I can get anyone in the water, says German swimming instructor Pierre Gruneberg, whose clients have included Pablo Picasso, Charlie Chaplin, Paul McCartney and Tina Turner. McCartney was terrified of jellyfish, but Gruneberg coaxed him into the ocean; Picasso was so grateful for the lessons that he gave him a drawing of a dove. But Gruneberg isn’t fussed by celebrities, he tells High Life magazine: “Every man is created equal when he’s wearing nothing but his swimming trunks.”
He worked at the Grand-Hôtel du Cap-Ferrat, on the Côte d’Azur, for 70 years after stumbling across it in 1949, while he was hitchhiking through France. He was 18 and charming – he wangled a job as a swimming instructor on the condition that he wouldn’t flirt with any customers. Several years later he married one of his students.
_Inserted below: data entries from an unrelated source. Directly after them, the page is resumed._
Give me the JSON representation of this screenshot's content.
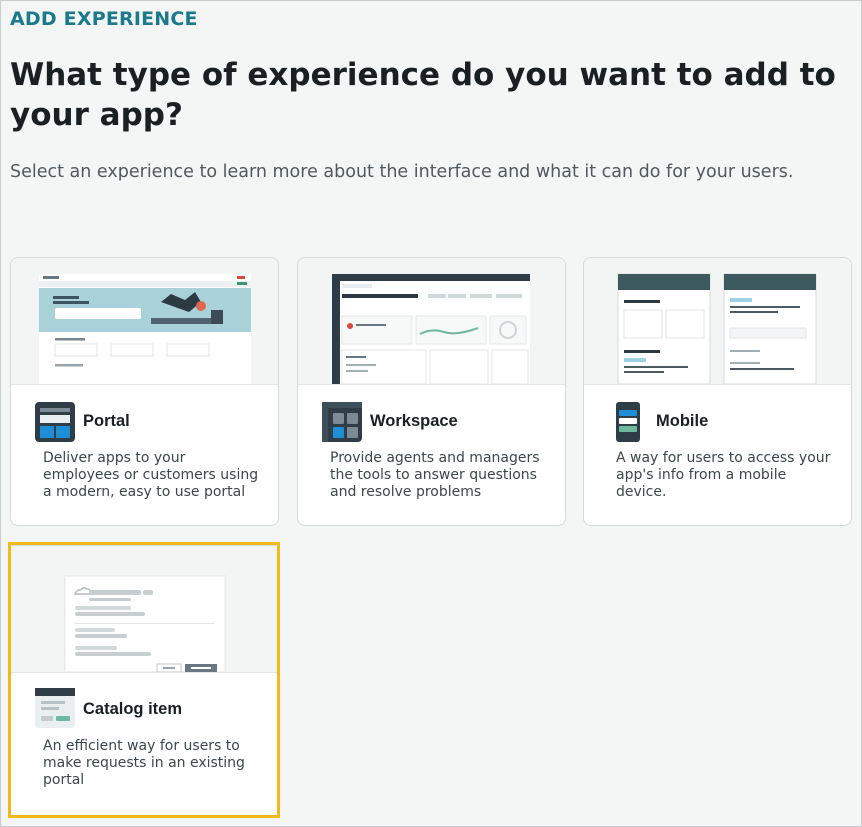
{
  "header": {
    "eyebrow": "ADD EXPERIENCE",
    "title": "What type of experience do you want to add to your app?",
    "subtitle": "Select an experience to learn more about the interface and what it can do for your users."
  },
  "cards": [
    {
      "name": "Portal",
      "description": "Deliver apps to your employees or customers using a modern, easy to use portal",
      "icon": "portal-icon"
    },
    {
      "name": "Workspace",
      "description": "Provide agents and managers the tools to answer questions and resolve problems",
      "icon": "workspace-icon"
    },
    {
      "name": "Mobile",
      "description": "A way for users to access your app's info from a mobile device.",
      "icon": "mobile-icon"
    },
    {
      "name": "Catalog item",
      "description": "An efficient way for users to make requests in an existing portal",
      "icon": "catalog-item-icon",
      "selected": true
    }
  ],
  "colors": {
    "accent": "#1a7a8c",
    "selection": "#f5b819",
    "icon_dark": "#2f3d47",
    "icon_blue": "#1e8fd6",
    "icon_green": "#6fb8a0"
  }
}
Gruneberg’s teaching methods are unconventional. Before getting to the pool, he fills a salad bowl with water and dunks his student’s head in it. “My greatest pleasure is to undo the fear in people.” He is used to fear himself. While he was growing up in the 1930s, the Jewish Grunebergs fled Germany for Paris, taking a “little suitcase and some gold coins”. When the Nazis occupied the French capital, they buried the coins under a cherry tree, forged identity papers and headed south. They all survived and, when they returned to Paris, the coins were still there.
Gruneberg is now 90, but he has only just started winding down. He retired last year, but still swims in the sea every day – “in the winter, even when it’s raining, and I never wear a wetsuit”. Swimming at the hotel was his dream job. “I sat on a little green chair, I didn’t move, and all the personalities of the world passed by.”